● **PROBLEM TO SOLVE**
Scan the records that follow, and whenever a line has the word "checked", copy it.

---- MATERIAL TO PROCESS

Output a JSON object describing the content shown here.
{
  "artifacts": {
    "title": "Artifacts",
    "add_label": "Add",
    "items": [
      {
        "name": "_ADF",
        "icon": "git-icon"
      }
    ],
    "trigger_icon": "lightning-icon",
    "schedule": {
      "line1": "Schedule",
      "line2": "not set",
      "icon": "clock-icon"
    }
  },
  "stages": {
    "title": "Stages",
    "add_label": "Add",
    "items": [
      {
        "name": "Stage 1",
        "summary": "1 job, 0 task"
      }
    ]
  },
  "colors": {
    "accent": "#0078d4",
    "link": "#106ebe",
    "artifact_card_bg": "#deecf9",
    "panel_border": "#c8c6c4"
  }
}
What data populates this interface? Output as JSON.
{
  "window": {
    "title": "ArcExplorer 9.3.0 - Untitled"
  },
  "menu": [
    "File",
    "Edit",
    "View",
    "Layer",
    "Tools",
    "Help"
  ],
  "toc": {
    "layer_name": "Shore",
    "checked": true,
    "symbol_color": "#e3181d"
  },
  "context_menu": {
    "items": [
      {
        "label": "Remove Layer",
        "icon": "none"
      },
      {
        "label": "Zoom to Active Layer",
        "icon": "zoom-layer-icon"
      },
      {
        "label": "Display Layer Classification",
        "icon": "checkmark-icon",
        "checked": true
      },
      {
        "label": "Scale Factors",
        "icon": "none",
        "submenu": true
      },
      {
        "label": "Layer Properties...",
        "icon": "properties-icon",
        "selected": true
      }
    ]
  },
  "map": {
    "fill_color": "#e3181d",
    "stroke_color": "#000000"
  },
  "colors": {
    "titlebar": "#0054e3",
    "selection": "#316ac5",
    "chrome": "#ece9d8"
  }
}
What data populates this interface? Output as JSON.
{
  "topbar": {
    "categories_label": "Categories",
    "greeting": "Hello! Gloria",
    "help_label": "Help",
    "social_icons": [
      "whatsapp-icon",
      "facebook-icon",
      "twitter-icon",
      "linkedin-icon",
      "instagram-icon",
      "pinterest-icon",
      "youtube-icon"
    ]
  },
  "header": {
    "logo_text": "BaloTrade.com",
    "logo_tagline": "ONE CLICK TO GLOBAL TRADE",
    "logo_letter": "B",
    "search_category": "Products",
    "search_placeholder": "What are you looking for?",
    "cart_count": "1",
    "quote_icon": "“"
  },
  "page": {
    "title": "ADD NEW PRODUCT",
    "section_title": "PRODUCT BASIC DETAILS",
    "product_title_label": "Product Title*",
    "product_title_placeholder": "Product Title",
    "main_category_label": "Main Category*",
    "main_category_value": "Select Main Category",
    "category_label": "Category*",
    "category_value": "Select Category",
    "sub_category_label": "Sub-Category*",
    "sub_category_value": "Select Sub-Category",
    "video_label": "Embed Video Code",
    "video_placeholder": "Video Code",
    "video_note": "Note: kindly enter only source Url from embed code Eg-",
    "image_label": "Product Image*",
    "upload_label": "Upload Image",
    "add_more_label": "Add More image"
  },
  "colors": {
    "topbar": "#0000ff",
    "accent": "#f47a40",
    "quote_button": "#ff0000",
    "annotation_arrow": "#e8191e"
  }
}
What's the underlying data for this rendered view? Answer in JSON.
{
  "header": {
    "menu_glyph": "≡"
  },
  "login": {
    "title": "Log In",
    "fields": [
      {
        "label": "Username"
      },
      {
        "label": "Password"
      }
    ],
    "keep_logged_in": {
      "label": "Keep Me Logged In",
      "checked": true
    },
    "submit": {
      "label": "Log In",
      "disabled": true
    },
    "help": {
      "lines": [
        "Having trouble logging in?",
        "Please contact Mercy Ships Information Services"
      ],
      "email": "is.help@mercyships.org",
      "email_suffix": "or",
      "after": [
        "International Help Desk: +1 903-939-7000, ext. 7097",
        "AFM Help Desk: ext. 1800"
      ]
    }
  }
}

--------

● **RESULT OF THIS TASK**
    "checked": true,
        "checked": true
      "checked": true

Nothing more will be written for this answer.